| EXERCISE BRIEF |
No line before the one containing "Extract the structured" should appear; that line and all lines after it, through the end of the data, are to be set down exactly.
START INPUT DATA
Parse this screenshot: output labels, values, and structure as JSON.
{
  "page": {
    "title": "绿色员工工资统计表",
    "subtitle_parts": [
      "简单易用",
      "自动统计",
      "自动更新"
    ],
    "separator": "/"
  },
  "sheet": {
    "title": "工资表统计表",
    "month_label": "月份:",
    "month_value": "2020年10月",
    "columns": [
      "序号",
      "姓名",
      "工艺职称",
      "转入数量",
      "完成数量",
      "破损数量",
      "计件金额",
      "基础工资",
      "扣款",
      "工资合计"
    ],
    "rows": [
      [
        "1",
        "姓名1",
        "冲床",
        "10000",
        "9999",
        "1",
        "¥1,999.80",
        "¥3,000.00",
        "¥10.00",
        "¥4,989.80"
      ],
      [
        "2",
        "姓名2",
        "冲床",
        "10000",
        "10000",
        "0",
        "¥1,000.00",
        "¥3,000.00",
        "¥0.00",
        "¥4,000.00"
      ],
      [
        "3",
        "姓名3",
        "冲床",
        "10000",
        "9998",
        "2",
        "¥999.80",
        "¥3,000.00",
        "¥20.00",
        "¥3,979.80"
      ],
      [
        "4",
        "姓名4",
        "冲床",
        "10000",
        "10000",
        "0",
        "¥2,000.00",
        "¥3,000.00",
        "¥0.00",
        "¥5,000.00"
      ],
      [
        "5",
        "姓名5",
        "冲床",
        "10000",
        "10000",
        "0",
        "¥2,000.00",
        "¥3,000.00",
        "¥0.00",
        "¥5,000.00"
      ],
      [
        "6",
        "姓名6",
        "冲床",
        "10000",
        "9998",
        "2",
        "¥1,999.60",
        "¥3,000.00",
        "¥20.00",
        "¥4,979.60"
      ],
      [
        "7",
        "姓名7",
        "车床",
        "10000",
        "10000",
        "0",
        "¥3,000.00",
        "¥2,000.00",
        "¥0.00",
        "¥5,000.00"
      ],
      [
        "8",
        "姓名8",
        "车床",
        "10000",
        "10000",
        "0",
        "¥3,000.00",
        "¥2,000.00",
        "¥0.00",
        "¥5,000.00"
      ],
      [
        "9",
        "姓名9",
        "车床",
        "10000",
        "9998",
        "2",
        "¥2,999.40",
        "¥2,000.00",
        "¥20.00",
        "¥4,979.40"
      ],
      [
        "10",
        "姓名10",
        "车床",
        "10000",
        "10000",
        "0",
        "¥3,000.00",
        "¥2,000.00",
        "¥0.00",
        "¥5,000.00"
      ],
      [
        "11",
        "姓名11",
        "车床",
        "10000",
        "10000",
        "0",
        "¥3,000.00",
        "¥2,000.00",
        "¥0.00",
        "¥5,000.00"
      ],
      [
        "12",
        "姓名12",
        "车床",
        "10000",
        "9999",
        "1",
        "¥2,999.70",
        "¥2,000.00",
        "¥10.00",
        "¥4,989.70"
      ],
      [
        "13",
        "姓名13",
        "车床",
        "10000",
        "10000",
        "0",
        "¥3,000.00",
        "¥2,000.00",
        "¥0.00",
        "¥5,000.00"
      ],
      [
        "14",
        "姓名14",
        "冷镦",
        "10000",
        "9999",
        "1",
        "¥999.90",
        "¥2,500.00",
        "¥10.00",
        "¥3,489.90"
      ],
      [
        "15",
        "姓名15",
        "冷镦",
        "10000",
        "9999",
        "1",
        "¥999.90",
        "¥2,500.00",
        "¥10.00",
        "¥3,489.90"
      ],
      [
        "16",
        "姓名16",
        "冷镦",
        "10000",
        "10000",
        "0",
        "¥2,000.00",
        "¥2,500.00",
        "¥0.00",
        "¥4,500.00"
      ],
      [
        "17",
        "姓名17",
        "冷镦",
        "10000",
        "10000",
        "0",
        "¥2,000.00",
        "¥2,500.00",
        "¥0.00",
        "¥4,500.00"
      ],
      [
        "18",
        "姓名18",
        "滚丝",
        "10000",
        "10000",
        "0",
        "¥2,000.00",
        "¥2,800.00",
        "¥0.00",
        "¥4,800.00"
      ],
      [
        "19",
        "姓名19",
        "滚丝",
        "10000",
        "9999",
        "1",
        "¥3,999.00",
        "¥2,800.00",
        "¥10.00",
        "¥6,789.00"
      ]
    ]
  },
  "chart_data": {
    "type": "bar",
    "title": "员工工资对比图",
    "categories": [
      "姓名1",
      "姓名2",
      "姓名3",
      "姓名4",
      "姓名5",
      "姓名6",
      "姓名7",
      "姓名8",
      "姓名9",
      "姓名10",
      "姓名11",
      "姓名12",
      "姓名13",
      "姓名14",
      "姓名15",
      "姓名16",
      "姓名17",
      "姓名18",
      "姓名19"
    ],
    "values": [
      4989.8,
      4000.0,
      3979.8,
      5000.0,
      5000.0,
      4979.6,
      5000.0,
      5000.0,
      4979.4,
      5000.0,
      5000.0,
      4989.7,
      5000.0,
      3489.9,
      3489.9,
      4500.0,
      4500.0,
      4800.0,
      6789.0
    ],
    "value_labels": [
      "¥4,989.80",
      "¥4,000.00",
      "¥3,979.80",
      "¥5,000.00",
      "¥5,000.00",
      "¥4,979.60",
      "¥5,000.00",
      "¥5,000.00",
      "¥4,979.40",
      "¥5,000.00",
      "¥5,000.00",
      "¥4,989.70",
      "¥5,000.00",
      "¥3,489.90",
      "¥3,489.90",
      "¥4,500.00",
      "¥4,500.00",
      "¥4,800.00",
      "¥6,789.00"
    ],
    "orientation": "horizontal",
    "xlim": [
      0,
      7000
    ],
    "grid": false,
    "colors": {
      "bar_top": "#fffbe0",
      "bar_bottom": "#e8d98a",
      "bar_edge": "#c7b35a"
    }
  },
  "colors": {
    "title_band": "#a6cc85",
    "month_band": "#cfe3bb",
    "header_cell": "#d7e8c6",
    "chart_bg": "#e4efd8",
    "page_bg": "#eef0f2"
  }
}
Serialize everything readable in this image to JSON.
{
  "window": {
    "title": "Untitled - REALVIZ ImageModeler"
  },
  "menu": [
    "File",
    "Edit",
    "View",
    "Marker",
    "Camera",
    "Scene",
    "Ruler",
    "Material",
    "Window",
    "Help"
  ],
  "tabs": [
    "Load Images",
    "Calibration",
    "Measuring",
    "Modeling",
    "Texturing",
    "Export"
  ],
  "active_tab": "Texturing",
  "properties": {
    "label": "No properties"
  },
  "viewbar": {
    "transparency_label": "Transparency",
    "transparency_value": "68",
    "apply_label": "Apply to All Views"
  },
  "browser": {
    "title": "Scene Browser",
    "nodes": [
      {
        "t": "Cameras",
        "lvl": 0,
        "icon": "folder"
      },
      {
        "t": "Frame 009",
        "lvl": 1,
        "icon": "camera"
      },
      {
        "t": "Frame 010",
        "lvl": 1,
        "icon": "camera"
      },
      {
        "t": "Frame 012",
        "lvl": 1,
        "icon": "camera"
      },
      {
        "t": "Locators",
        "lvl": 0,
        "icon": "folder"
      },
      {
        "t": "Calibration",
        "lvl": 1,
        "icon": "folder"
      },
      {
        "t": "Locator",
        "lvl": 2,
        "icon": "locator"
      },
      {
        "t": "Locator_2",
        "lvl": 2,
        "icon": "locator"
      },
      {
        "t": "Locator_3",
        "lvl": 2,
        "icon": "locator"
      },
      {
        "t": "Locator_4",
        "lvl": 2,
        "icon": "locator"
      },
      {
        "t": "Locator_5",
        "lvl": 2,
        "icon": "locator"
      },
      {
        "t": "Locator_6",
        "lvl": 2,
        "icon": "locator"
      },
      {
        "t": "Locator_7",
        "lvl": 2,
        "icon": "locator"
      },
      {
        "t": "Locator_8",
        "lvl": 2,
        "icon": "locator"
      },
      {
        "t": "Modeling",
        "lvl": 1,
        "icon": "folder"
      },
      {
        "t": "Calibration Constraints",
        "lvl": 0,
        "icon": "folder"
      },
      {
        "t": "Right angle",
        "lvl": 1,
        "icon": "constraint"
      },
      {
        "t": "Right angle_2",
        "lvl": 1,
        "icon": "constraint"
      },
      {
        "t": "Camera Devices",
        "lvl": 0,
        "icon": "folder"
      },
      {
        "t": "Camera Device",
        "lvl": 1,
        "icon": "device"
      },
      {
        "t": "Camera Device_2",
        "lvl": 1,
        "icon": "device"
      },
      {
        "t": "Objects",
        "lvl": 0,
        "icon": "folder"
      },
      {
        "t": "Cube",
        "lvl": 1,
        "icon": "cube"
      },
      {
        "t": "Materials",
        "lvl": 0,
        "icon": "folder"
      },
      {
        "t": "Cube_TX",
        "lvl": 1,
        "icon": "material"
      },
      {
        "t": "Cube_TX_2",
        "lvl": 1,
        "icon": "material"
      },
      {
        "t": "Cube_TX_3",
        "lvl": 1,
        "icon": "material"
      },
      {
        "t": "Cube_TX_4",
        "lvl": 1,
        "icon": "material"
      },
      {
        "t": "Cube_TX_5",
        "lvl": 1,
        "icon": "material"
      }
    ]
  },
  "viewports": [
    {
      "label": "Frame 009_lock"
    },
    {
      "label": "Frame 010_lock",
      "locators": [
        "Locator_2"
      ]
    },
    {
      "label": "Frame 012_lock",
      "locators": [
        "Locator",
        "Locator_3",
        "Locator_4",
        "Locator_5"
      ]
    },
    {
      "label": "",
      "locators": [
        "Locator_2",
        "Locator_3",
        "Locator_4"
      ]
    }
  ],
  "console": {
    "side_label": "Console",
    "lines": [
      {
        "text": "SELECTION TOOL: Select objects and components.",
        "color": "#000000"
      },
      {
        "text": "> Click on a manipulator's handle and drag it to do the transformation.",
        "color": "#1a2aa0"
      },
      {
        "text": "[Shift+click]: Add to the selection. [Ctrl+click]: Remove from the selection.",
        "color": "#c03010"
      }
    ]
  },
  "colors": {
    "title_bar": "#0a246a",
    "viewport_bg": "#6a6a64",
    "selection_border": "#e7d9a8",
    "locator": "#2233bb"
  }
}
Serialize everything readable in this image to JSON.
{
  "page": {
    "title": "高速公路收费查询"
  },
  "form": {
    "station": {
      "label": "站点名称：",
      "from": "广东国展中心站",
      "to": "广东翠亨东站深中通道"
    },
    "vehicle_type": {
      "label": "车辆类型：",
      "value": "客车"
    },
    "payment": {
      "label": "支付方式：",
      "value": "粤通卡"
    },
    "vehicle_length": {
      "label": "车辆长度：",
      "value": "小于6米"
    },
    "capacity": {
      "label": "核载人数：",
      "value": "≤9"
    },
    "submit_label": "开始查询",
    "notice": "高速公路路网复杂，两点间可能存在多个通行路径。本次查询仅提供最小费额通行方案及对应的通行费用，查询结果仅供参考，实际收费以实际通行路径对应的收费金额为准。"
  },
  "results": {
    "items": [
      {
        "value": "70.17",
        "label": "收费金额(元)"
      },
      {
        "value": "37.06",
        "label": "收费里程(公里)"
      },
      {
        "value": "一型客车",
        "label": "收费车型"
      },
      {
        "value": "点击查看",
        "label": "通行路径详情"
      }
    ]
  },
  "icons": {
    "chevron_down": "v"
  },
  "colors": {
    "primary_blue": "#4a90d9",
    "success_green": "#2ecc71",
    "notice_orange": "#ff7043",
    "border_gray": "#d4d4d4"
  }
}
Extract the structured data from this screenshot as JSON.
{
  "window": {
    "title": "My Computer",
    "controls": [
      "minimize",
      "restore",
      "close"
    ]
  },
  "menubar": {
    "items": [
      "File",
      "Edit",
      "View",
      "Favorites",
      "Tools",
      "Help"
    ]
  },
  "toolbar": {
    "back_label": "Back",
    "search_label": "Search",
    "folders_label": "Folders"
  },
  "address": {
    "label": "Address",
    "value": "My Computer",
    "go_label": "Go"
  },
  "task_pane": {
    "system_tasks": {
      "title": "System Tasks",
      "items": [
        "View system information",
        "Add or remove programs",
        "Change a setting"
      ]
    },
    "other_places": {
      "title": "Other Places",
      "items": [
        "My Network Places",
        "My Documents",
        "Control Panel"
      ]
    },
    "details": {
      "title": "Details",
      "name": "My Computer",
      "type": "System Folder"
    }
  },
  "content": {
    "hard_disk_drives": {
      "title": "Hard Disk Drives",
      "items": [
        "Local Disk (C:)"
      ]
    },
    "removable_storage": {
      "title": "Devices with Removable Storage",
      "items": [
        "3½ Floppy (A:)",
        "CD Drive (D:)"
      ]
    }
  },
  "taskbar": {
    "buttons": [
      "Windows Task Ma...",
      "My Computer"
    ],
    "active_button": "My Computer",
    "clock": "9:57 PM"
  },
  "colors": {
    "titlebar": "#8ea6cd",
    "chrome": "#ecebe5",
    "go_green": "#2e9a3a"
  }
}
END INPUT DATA
| RESPONSE AREA |
Extract the structured data from this screenshot as JSON.
{
  "window": {
    "title": "My Computer",
    "controls": [
      "minimize",
      "restore",
      "close"
    ]
  },
  "menubar": {
    "items": [
      "File",
      "Edit",
      "View",
      "Favorites",
      "Tools",
      "Help"
    ]
  },
  "toolbar": {
    "back_label": "Back",
    "search_label": "Search",
    "folders_label": "Folders"
  },
  "address": {
    "label": "Address",
    "value": "My Computer",
    "go_label": "Go"
  },
  "task_pane": {
    "system_tasks": {
      "title": "System Tasks",
      "items": [
        "View system information",
        "Add or remove programs",
        "Change a setting"
      ]
    },
    "other_places": {
      "title": "Other Places",
      "items": [
        "My Network Places",
        "My Documents",
        "Control Panel"
      ]
    },
    "details": {
      "title": "Details",
      "name": "My Computer",
      "type": "System Folder"
    }
  },
  "content": {
    "hard_disk_drives": {
      "title": "Hard Disk Drives",
      "items": [
        "Local Disk (C:)"
      ]
    },
    "removable_storage": {
      "title": "Devices with Removable Storage",
      "items": [
        "3½ Floppy (A:)",
        "CD Drive (D:)"
      ]
    }
  },
  "taskbar": {
    "buttons": [
      "Windows Task Ma...",
      "My Computer"
    ],
    "active_button": "My Computer",
    "clock": "9:57 PM"
  },
  "colors": {
    "titlebar": "#8ea6cd",
    "chrome": "#ecebe5",
    "go_green": "#2e9a3a"
  }
}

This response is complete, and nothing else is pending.